To date the only person who Barney has bitten is Herb himself. This can happen if Barney is out of his cage and too excited, or feels that his relationship is threatened by another person. This is normal parrot behavior, and he will give clues that he is getting too excited or worried, and then we just let him settle down for a bit. Sometimes when we do have to move him from one place to another we will use “The Stick of Power” which is just a perch that he will step on and off of.
The first thing every morning Barney has a piece of Herb’s multi-grain toast. This is probably the high point of his day!
Barney eats a pellet mix that has a good mix of the nutrients that he needs. This is supplemented with fresh water and fruits an veggies. His favorite fruits are, banana, apple, grapes, peach, mango, pineapple, and pear. His favorite vegetables are peas in the pod, sweet potatoes, baked potatoes, carrots, and his most favorite, sweet corn, best on the cob. He does not like strawberries or green beans.
Amazon parrots tend to get over weight, so you have to be careful about how many treats you give them. They love peanuts, almonds, etc, but those have lots of fat so you have to be stingy with those. They cannot have salted items like potato chips. He loves noodles, but again, too many empty calories so we are careful.
Amazon parrots are also prone to a vitamin A deficiency so we make sure that most every day has a carrot or bit of sweet potato in his treat bowl.
On the road we will give him small grapes and pieces of apple to keep him hydrated. We do not accept snacks from visitors as a general rule.
Amazon Parrots are tropical birds, but actually have more of a problem if it is too hot than too cold. Of course being birds they cannot sweat to keep cool. We don’t take him out if the temp is above 90F. Of course they are not designed to live in the arctic either. WE do not take him out if it is colder than about 50F. We can tell by his behavior if he is too warm or cold and take steps to help, mostly we just do not go out if it would be out of his comfort zone.
That being said, there are Yellow Naped Parrots living wild in Stuttgart Germany for more than a decade, and successfully reproducing. Stuttgart hits zero most winters just like it does here. Some people play with them in the snow which they reportedly love. We will have to see about that. I would not expect to see Barney on the trails over the winter however.
Shouted from a distance when getting dark “Is that a rabbit?”
Asked in broad daylight “Is that an African Grey?”
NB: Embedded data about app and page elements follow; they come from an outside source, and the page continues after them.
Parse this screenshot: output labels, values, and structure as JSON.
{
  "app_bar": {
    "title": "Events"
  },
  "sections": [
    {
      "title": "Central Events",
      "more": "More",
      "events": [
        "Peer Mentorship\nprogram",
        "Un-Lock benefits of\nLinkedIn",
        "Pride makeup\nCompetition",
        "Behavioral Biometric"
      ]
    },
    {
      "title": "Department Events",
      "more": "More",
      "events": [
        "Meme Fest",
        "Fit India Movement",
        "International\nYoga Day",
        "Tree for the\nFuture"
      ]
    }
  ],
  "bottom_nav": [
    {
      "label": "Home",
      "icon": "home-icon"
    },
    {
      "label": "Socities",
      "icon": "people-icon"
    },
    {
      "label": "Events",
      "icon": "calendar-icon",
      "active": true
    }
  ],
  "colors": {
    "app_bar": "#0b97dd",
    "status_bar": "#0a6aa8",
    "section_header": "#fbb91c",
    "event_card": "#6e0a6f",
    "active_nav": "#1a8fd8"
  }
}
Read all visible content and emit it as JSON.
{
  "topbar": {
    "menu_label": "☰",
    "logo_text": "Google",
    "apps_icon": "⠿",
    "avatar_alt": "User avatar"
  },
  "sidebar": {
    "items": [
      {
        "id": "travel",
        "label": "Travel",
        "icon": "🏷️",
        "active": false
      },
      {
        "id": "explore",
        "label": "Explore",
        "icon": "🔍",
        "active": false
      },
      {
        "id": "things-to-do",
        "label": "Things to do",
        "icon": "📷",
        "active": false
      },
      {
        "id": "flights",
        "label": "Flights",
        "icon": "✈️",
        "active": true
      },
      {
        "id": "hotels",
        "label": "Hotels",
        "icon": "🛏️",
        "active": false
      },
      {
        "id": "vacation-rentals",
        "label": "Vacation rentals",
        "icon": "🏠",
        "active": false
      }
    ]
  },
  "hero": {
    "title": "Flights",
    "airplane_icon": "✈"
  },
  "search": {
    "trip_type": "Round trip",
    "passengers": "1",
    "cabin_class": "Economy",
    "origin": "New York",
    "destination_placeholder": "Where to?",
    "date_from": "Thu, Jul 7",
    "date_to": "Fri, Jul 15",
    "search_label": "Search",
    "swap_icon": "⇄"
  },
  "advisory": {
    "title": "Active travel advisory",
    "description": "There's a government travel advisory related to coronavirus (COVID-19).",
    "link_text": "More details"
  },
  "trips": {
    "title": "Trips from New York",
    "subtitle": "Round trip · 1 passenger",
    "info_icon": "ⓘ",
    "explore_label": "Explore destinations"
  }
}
“Do you know you have a bird on your bike?”
“Is that a real actual bird?”
“Are you trying to sell the bird?”
“Are you riding around to try to find his owner?”
“Does he like to dance and listen to music?”